> [Assigned task]:
Copy all lines in the data that contain the string "JSON".

Data extract below:

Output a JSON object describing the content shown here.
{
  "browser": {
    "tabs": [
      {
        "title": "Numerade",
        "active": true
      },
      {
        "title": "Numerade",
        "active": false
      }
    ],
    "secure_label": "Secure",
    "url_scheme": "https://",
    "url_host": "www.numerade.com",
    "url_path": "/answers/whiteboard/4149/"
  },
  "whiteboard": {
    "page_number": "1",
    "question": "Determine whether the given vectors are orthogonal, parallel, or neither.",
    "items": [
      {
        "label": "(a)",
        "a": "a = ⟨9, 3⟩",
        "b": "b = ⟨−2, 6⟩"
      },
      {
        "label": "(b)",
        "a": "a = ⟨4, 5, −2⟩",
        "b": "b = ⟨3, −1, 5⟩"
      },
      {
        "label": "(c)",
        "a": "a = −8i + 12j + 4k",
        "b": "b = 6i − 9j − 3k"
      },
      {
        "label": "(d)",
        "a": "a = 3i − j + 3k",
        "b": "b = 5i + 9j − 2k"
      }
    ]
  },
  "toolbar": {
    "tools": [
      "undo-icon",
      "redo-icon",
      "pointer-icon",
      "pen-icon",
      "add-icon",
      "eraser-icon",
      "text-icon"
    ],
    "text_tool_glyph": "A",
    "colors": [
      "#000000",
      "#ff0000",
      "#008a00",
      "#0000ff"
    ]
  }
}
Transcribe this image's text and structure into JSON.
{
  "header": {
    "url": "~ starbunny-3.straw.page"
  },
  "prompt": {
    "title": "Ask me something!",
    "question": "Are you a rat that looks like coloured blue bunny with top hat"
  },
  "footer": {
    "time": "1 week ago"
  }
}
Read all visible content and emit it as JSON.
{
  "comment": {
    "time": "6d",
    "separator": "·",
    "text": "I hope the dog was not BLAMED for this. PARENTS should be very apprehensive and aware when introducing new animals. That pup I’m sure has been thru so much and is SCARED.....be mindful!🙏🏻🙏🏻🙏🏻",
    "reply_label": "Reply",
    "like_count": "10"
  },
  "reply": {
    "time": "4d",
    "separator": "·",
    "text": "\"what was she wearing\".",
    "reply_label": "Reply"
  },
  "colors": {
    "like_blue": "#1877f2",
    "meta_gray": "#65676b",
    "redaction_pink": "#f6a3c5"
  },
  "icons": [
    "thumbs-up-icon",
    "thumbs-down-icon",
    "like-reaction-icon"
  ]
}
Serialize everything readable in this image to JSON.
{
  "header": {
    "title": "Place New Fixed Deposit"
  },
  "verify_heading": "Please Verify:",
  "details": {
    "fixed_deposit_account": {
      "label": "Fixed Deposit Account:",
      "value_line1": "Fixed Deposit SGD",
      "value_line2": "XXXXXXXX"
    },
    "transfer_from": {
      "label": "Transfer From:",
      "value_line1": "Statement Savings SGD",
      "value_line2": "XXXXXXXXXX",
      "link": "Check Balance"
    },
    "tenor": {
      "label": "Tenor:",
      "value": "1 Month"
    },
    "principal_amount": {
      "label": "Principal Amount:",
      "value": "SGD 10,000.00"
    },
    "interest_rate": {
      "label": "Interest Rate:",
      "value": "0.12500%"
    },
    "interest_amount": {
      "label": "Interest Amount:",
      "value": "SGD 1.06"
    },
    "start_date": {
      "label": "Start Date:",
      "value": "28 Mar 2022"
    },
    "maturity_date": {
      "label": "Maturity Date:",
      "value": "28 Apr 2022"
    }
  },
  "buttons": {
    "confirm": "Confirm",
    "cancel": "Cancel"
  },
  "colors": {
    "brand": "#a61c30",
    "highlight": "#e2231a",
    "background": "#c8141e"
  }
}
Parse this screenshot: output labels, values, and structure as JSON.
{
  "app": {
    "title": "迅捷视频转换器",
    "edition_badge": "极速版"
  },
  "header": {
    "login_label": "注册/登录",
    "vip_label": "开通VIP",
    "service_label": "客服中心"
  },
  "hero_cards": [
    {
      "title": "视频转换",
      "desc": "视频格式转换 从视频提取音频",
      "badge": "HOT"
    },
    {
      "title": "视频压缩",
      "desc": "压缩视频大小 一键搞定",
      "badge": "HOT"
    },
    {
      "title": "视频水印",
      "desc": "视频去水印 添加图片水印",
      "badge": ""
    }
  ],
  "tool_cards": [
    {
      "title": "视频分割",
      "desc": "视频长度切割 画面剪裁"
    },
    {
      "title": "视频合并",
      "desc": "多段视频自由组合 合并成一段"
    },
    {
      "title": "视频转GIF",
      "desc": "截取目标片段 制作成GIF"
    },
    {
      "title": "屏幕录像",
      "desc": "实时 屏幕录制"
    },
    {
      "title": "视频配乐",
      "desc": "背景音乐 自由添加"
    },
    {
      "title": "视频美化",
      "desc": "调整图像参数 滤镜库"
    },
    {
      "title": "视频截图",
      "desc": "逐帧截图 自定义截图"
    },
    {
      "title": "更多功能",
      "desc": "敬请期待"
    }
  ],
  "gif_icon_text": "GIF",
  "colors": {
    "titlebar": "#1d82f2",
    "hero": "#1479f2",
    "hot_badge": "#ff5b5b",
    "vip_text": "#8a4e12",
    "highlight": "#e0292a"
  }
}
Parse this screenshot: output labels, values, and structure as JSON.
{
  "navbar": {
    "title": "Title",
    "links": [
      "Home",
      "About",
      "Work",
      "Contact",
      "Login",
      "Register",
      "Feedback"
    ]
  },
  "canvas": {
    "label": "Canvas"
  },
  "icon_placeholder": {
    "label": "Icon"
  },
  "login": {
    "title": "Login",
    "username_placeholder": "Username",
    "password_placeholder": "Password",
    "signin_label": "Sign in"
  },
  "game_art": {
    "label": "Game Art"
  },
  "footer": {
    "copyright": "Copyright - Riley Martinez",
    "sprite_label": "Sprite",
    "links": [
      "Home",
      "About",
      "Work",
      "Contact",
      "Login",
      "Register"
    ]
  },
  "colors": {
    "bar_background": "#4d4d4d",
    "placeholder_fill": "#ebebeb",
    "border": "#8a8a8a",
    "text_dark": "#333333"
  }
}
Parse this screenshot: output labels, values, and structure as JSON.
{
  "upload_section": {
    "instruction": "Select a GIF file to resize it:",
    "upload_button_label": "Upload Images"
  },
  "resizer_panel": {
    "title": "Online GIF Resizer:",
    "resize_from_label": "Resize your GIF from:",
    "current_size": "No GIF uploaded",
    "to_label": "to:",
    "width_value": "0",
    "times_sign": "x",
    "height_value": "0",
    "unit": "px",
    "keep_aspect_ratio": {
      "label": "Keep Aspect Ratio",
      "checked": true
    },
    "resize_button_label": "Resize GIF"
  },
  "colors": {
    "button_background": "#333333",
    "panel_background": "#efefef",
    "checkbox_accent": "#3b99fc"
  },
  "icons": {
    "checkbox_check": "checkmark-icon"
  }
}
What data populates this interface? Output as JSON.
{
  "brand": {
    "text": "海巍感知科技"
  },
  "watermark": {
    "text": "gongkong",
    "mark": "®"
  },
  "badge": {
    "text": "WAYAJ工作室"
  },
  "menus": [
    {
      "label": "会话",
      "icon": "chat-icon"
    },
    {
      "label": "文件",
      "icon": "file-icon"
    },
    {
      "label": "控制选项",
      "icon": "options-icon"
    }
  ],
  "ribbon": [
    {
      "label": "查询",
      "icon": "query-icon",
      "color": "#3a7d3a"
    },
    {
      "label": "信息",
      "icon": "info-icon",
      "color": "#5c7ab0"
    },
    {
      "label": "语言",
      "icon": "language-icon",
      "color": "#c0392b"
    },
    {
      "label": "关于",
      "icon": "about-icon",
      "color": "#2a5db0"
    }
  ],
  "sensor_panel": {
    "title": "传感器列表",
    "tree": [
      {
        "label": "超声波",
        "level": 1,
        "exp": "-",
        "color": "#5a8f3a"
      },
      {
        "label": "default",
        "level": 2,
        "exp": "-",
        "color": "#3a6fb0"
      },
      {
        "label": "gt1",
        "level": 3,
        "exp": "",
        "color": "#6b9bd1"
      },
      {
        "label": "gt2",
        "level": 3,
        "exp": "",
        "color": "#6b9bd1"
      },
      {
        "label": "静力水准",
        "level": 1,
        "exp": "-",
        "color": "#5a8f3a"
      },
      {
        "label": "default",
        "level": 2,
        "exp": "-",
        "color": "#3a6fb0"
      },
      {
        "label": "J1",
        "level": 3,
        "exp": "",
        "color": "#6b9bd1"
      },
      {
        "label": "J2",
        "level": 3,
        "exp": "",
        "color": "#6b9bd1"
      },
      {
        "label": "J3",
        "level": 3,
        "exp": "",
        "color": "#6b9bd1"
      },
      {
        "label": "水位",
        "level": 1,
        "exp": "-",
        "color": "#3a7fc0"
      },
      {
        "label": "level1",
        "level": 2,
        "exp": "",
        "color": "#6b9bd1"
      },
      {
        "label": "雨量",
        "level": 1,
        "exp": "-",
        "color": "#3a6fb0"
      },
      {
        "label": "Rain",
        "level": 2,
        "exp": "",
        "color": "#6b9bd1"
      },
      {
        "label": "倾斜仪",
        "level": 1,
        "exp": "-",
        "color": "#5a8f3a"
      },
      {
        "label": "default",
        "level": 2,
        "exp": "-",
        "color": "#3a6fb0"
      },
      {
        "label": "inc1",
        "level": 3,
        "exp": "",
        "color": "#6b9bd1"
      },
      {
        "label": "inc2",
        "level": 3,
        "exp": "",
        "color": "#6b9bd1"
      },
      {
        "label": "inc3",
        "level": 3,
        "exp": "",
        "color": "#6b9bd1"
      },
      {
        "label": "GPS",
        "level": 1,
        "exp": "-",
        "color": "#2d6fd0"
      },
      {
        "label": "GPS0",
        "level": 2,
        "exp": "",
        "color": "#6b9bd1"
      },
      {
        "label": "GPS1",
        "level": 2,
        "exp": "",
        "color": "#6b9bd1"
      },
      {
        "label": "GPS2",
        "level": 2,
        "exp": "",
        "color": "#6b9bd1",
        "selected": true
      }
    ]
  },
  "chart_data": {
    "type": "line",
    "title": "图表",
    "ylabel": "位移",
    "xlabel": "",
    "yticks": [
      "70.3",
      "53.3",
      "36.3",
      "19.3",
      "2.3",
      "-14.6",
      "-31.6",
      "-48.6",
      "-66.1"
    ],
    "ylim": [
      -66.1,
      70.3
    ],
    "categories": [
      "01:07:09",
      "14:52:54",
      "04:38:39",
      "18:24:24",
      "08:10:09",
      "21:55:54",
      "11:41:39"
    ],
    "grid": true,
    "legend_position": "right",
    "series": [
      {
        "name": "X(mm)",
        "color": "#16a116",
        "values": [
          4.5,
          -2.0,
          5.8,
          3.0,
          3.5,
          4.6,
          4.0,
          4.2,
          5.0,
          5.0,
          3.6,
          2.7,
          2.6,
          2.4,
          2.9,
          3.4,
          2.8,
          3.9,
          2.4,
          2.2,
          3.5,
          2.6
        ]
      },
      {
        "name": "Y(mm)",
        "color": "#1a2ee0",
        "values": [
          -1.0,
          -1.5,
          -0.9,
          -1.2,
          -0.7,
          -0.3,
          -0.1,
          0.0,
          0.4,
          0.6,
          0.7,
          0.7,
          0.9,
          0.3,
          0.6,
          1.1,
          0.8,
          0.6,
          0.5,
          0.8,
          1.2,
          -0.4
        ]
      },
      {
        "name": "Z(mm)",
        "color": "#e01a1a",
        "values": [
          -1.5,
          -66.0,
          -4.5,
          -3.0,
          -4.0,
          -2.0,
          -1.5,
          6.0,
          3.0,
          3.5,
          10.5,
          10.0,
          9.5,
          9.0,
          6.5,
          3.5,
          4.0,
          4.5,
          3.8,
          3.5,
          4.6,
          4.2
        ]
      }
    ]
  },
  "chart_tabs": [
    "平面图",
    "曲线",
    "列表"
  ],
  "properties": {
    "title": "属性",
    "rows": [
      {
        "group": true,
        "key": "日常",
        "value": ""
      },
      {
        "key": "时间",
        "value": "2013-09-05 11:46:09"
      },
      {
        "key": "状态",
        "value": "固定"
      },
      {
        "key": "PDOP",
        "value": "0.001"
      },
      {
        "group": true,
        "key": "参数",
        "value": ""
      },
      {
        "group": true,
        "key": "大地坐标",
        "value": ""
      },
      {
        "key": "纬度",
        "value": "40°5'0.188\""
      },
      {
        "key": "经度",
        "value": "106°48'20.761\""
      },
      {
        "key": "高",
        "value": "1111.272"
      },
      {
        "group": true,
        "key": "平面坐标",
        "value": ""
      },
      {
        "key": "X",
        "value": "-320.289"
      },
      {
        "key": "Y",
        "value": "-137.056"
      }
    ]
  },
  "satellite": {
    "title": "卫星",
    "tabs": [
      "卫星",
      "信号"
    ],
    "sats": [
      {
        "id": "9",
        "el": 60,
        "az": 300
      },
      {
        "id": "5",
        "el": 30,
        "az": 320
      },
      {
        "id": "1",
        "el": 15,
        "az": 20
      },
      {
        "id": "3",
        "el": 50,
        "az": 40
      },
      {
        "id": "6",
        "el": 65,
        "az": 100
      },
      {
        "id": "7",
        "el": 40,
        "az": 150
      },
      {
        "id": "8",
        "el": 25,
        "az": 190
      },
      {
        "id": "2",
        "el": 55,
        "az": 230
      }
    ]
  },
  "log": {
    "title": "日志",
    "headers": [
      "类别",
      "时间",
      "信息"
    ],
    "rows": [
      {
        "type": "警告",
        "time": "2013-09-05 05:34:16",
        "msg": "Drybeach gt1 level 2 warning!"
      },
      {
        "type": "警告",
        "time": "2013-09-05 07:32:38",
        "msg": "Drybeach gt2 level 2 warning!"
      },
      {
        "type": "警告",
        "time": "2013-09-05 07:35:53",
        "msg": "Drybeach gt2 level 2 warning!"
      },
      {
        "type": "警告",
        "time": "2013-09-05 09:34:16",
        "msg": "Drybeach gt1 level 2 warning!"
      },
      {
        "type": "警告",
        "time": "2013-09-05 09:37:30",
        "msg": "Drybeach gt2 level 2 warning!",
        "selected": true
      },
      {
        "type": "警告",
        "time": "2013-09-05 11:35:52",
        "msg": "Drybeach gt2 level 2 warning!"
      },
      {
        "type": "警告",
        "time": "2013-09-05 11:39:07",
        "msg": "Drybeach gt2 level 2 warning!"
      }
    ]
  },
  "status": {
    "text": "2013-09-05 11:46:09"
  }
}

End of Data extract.

> [Answer for the task]:
Output a JSON object describing the content shown here.
Transcribe this image's text and structure into JSON.
Read all visible content and emit it as JSON.
Serialize everything readable in this image to JSON.
Parse this screenshot: output labels, values, and structure as JSON.
Parse this screenshot: output labels, values, and structure as JSON.
Parse this screenshot: output labels, values, and structure as JSON.
What data populates this interface? Output as JSON.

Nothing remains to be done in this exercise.